[Material shown Boundary: Start]
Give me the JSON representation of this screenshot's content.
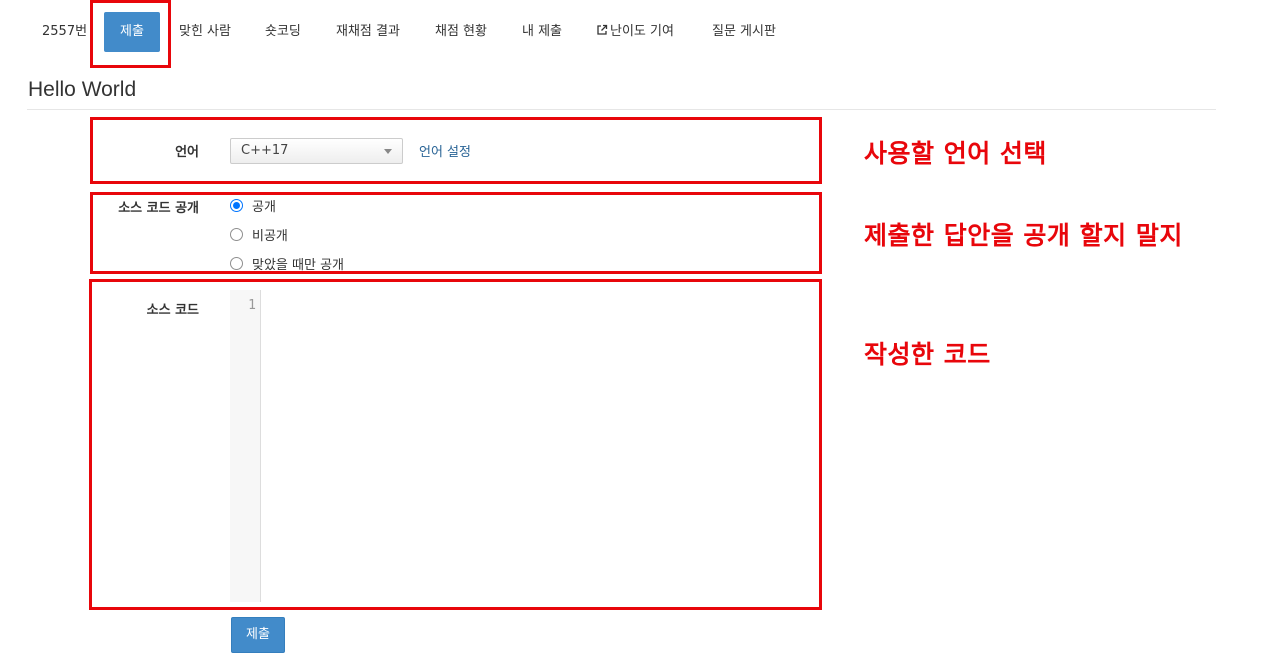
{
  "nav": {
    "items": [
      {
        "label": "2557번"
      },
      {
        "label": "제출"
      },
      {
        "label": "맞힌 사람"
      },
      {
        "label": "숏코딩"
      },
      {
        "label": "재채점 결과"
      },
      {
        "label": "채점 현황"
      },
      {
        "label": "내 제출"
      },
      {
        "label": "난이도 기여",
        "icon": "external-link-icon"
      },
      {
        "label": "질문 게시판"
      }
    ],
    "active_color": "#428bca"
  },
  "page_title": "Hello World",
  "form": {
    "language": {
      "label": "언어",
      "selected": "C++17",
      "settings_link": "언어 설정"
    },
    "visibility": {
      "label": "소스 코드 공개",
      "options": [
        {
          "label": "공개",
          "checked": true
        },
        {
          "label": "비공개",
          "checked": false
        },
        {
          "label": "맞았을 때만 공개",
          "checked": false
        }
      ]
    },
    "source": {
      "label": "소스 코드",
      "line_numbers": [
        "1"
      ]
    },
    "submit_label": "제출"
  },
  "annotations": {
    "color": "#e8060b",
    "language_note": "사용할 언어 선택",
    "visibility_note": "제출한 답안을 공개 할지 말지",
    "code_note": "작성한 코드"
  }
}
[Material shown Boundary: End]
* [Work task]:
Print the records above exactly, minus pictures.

* [Answer to this problem]:
Give me the JSON representation of this screenshot's content.
{
  "nav": {
    "items": [
      {
        "label": "2557번"
      },
      {
        "label": "제출"
      },
      {
        "label": "맞힌 사람"
      },
      {
        "label": "숏코딩"
      },
      {
        "label": "재채점 결과"
      },
      {
        "label": "채점 현황"
      },
      {
        "label": "내 제출"
      },
      {
        "label": "난이도 기여",
        "icon": "external-link-icon"
      },
      {
        "label": "질문 게시판"
      }
    ],
    "active_color": "#428bca"
  },
  "page_title": "Hello World",
  "form": {
    "language": {
      "label": "언어",
      "selected": "C++17",
      "settings_link": "언어 설정"
    },
    "visibility": {
      "label": "소스 코드 공개",
      "options": [
        {
          "label": "공개",
          "checked": true
        },
        {
          "label": "비공개",
          "checked": false
        },
        {
          "label": "맞았을 때만 공개",
          "checked": false
        }
      ]
    },
    "source": {
      "label": "소스 코드",
      "line_numbers": [
        "1"
      ]
    },
    "submit_label": "제출"
  },
  "annotations": {
    "color": "#e8060b",
    "language_note": "사용할 언어 선택",
    "visibility_note": "제출한 답안을 공개 할지 말지",
    "code_note": "작성한 코드"
  }
}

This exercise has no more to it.